About DC on Film Row

DC on Film Row is a free event space open to everyone in our community.

We like to say that the space is a “home for creatives and innovators, home builders and the homeless, celebrators and the celebrated” so people understand that we are inclusive and want everyone from throughout our community using our space.

Our goal is to celebrate the incredible diversity of creativity, innovation, and passion within Oklahoma City and to provide a venue—free of charge—to those groups and individuals working to bind us all together and make our home a cooler and better place. No strings attached—no extensive rules to follow. We simply ask that all of our neighbors be honored and that all viewpoints be respected. Our criteria for use is simple: If the event, group, or meeting is something which strengthens our community and brings us all together, the space is available for use.
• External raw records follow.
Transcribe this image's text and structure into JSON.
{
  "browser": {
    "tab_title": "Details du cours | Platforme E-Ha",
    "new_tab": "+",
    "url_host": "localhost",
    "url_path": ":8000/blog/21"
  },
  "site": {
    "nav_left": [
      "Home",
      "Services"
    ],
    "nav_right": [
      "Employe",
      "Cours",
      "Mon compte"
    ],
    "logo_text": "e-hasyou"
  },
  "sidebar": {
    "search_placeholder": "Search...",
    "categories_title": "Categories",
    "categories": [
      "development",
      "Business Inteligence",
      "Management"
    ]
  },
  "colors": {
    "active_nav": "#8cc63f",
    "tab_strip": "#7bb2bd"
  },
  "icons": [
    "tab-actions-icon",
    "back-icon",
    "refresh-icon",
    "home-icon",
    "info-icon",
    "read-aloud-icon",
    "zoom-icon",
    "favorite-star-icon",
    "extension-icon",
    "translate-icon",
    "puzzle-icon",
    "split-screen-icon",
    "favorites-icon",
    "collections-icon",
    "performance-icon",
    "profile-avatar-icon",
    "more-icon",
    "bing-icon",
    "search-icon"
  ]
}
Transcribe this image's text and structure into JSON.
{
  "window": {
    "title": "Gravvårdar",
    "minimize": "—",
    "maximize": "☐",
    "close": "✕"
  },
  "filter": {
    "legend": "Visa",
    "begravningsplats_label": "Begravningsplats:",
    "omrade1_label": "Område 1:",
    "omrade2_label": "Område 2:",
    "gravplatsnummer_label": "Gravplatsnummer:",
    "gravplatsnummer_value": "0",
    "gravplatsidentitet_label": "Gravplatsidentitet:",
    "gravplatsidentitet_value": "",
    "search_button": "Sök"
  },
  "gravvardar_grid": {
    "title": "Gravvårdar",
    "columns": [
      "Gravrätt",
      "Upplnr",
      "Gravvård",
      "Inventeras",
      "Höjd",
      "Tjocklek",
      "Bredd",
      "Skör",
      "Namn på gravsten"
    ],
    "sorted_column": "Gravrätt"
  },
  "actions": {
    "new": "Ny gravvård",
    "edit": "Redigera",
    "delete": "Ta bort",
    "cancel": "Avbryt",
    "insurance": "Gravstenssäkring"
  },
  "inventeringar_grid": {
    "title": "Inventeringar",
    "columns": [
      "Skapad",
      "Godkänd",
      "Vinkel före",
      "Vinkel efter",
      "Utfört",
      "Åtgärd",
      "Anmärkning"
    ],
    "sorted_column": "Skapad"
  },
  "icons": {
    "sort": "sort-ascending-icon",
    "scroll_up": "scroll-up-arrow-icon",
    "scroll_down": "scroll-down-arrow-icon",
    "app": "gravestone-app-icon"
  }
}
The space has hosted everything from charitable fundraisers to an underground nightclub party to celebrate Canterbury Choral Society’s 45th anniversary season. We host dinners for the OKC homeless population most Monday evenings where upwards of 250 people are served—we provide the space and soft drinks and a local church provides the food. We’ve hosted university planning retreats and monthly local rock concerts.

Every Wednesday, we open up the courtyard for lunch, invite a local food truck to set up outside our gates, and welcome our downtown neighbors into the space for a bit of socialization.

Our never-ending soda fountain seems to be the biggest hit with some of our neighbors while others spend time playing pool or simply chatting about what is happening on the weekend.

For October we turn the space into a haunted house and invite the neighborhood children to come out and trick-or-treat.

Got an idea for how to use the space? Just ask us – we’re almost certain to say yes!

Chambers USA Ranks Dunlap Codding in Band 1 for Intellectual Property 2018

Chambers USA Ranks Dunlap Codding in Band 1 for Intellectual Property 2018

OKLAHOMA CITY, OKLAHOMA—May 9th, 2018—Dunlap Codding is pleased to be ranked in Band 1 (the top band) for intellectual property by Chambers USA: America’s Leading Lawyers for Business. The publication is widely regarded as the most reliable and intensively researched of all lawyer rating directories. Chambers USA began ranking Oklahoma Intellectual Property firms in 2010. Dunlap Codding has been a top-ranked firm since the inaugural coverage of the state’s intellectual property practitioners and is again ranked in Band 1 for 2018. 

Chambers described the firm as a “[R]espected boutique with a global clientele, partnering with companies of all sizes to provide long-term strategic and holistic IP portfolio management. Particularly noted for its high level of patent prosecution activity and representation of clients seeking to protect IP assets in the healthcare, life sciences, engineering and entertainment sectors. Also active on licensing, trade secrets and rights of publicity issues. Noted for its representation of universities. Sources noted, “They are all very impressive…They give us the legal side and the straight-up perspective and are super responsive.””

According to Chambers, “Nicholas Rouse is described as “preeminent” for his patent prosecution work. He has particular expertise in handling IP issues in the mechanical engineering space.”

Chambers quoted a client as saying Marc Brockhaus is “very responsive, knowledgeable and practical in terms of minimizing risk rather than trying to completely avoid it.”  Chambers observed, “He is noted for his specialist experience with electrical engineering matters. He has been active of late in representing clients in the telecommunications, manufacturing and consumer electronics markets.” 

Chambers described Doug Sorocco as having, “…a broad IP practice spanning a wide range of transactional issues and…specialist experience with life sciences and biotech matters. He frequently advises individual inventors, startups and universities on their patent filings.” 

Finally, describing Emily Campbell, Chambers said, “[Emily] demonstrates a range of skills in maintaining and managing trademark portfolios, including taking actions against alleged infringements. Clients describe her as “good at brainstorming new ideas and providing alternatives.””